I came to the conclusion that what Sky had done was take a picture which was being filmed in the traditional 4:3 ratio, cut the top and the bottom off, and stretch what was left to a widescreen ratio. So they had reduced the amount of the game you could see and distorted the picture in order to produce fake widescreen, on the assumption that as long as the punters thought they were getting a widescreen broadcast it didn’t matter if they crippled the picture. Which, frankly, I took as an insult.

Oh, and I couldn’t help noticing that these days Solskjaer still has the baby features, but now they’re combined with the premature aging effect of sport played at the top level, he looks more like a baby who has been preserved in a Swedish peat bog for a few hundred years.

I know, I know, less wittering, more poem-writing.

The Campaign for Better Smilies

Smilies used to really irritate me. But I’ve been persuaded. So much online communication now is chit-chat, banter and small talk. And informal conversation is driven as much by tone of voice as by actual words. A real example. Someone leaves a nice comment on this blog, and I don’t really have anything to say in reply but want to acknowledge the comment. This seems too curt:


This seems too effusive:


So what I often use is this:

Thanks :)

Which seems a genuinely useful thing to be able to do. It’s just a bit friendlier. But you’ll notice WordPress hasn’t converted that into a smiley, because I have in fact turned smilies off. They’re just too ugly. These are the ones that ship with WordPress:

All wordpress smilies

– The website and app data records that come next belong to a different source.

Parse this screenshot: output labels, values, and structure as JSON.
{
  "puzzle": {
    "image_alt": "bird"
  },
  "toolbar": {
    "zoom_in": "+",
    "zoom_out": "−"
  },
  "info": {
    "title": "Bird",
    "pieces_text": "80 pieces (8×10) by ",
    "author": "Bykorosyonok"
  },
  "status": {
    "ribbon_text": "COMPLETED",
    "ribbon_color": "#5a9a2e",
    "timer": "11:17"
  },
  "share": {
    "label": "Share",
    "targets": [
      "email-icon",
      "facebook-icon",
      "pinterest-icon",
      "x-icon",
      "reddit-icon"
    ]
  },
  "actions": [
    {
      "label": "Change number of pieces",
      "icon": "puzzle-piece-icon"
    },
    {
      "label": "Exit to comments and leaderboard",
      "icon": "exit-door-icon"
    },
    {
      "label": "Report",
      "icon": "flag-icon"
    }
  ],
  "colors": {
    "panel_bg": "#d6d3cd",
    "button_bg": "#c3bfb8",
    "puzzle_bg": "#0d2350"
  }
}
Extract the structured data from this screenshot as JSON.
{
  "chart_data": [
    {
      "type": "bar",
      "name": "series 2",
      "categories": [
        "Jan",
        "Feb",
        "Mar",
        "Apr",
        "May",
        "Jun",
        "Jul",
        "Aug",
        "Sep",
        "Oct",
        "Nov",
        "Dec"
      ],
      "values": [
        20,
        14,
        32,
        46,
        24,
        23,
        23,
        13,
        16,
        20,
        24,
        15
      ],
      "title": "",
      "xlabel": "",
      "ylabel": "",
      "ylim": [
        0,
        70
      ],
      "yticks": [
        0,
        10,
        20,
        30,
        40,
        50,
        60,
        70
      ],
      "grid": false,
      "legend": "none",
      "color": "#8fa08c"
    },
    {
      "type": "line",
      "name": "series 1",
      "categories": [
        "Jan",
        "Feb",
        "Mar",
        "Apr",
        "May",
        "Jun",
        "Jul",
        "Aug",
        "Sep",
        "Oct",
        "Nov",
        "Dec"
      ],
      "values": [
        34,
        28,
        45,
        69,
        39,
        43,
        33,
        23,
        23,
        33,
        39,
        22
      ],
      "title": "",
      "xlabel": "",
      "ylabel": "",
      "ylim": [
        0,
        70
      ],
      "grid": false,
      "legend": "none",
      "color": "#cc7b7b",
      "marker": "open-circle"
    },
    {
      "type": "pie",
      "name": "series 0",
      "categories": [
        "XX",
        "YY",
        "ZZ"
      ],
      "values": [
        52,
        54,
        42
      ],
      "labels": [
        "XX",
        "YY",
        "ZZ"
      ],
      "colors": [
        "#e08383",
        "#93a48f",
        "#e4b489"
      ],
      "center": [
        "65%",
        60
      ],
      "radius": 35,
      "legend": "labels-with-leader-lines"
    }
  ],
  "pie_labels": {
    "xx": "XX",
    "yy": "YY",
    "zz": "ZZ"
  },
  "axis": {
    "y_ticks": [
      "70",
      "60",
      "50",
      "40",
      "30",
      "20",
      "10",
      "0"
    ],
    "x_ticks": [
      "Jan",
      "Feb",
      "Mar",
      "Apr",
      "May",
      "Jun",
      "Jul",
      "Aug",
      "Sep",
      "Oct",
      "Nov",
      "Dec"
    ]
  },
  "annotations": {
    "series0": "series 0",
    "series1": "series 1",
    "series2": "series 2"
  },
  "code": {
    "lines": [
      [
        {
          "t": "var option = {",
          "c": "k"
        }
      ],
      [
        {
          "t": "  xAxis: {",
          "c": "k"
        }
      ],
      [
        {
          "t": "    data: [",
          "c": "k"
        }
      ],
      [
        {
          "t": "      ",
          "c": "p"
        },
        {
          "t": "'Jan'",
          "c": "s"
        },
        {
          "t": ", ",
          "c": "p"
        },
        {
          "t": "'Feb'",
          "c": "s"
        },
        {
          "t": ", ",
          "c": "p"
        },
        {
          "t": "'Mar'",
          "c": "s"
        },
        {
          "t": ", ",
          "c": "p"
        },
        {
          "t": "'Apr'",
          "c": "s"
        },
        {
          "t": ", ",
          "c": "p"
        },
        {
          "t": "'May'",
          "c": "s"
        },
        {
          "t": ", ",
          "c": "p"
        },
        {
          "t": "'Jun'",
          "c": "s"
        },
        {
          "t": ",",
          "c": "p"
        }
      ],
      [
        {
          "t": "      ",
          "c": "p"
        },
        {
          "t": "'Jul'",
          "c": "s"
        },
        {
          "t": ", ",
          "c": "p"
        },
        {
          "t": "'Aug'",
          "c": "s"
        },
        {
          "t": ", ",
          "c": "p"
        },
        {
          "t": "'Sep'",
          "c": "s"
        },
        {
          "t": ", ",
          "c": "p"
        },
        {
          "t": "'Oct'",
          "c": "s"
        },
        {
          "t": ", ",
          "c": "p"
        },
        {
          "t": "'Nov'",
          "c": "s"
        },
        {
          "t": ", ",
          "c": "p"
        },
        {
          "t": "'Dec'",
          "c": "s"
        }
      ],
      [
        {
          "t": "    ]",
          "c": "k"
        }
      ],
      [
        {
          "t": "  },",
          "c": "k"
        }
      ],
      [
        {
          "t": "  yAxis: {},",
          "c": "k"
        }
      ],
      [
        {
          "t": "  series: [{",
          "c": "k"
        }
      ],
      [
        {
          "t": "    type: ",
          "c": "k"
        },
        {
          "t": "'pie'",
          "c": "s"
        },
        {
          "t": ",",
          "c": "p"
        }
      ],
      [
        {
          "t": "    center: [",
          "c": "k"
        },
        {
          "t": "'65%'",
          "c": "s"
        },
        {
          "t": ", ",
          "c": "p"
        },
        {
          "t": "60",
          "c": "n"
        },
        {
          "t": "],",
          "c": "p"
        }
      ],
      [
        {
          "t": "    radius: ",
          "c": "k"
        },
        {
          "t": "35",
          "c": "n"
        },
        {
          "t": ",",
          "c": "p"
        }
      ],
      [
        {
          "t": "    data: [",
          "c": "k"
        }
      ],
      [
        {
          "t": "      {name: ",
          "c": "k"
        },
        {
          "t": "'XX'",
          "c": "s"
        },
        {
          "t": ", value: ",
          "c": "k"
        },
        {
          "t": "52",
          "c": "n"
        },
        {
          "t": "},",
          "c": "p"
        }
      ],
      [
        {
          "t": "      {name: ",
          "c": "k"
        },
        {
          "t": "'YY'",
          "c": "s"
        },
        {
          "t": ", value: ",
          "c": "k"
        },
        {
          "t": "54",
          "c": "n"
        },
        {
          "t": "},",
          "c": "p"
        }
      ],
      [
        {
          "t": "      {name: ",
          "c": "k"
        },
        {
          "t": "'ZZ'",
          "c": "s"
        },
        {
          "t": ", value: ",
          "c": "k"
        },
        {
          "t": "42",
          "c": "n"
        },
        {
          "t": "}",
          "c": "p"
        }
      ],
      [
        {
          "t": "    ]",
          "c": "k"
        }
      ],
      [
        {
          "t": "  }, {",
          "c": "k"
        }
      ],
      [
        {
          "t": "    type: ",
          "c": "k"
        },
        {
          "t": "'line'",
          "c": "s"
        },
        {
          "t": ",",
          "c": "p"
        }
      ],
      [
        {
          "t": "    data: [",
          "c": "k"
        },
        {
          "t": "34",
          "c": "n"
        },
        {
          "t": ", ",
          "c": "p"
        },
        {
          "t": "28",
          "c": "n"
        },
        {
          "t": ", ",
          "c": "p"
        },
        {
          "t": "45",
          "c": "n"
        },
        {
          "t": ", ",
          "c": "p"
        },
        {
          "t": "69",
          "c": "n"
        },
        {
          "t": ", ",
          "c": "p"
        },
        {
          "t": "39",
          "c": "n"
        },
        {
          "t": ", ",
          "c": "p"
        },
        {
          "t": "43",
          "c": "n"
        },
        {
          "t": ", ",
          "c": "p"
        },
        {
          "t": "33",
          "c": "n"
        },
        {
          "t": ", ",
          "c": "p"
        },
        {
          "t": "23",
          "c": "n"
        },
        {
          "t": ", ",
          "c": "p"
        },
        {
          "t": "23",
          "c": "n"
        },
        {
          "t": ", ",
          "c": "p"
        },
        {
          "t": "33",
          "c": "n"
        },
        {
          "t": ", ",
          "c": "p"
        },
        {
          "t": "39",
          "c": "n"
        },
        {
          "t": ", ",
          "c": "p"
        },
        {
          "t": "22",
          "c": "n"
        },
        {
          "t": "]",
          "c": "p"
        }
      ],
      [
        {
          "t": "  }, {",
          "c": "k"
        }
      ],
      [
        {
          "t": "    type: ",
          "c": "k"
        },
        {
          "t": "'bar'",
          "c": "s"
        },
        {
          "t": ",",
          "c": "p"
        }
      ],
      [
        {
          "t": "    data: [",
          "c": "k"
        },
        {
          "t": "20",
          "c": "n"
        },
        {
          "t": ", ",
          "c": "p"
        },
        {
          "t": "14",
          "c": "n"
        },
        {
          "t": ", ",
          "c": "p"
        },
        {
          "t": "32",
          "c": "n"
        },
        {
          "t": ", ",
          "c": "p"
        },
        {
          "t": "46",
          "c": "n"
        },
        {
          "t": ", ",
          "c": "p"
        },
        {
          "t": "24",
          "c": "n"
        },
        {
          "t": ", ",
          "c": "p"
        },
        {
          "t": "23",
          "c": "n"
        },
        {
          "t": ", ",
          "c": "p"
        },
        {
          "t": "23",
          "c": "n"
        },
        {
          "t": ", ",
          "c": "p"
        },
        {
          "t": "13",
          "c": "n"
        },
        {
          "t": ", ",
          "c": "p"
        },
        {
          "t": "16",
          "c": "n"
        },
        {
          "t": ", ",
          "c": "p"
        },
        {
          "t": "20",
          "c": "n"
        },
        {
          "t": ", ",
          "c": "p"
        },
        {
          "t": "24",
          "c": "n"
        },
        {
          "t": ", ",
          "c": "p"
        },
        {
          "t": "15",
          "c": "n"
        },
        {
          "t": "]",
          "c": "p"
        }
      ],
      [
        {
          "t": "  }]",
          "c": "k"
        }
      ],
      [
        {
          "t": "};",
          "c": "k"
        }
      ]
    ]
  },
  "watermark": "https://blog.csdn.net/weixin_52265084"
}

They’re not the most horrible smilies ever, but I didn’t spend hours tweaking and fine-tuning the design of the site just to clutter it up with yellow cartoon faces. What I like about the classic emoticon is that it’s visually unobtrusive but clear. It is in fact like punctuation, which I think is the state all smilies should aspire to. But emoticons are limited. I know that people have expended endless ingenuity in coming up with ways to convey everything from ‘laughing hard while covering mouth with hands’ to ‘silent resignation’, but they tend to be large, ambiguous and, of course, obviously cobbled together out of other symbols. What I want is for fonts come with a range of emoticons designed to match the font. The most important one is a smile; the other ones I’ve found most useful in internet forums are ‘confused’ ‘roll eyes’ and ‘grin’, but they might as well include the other obvious ones: ‘angry’, ‘sad’ and ‘winking’ at least.

They don’t even have to be designed to look like faces; conceptually these similar to the exclamation mark and the question mark, and a similarly arbitrary symbol would be fine. But since emoticons and smilies are currently in widespread use, they seem like a good starting point. Perhaps something like this:


I am, obviously, not a type designer, but you can see what I’m trying to do. The more complex symbols, like confused or roll-eyes, would need a bit more ingenuity, but humans are nothing if not ingenious.

Can you tell I’m short of inspiration for napowrimo? And, btw, if WordPress is going to insert curly quotes, I wish it would bloody well get them right. The automatic formatting seem to be screwed up in several ways since the release of WP2.1, and it’s really irritating. [angry smiley could go here]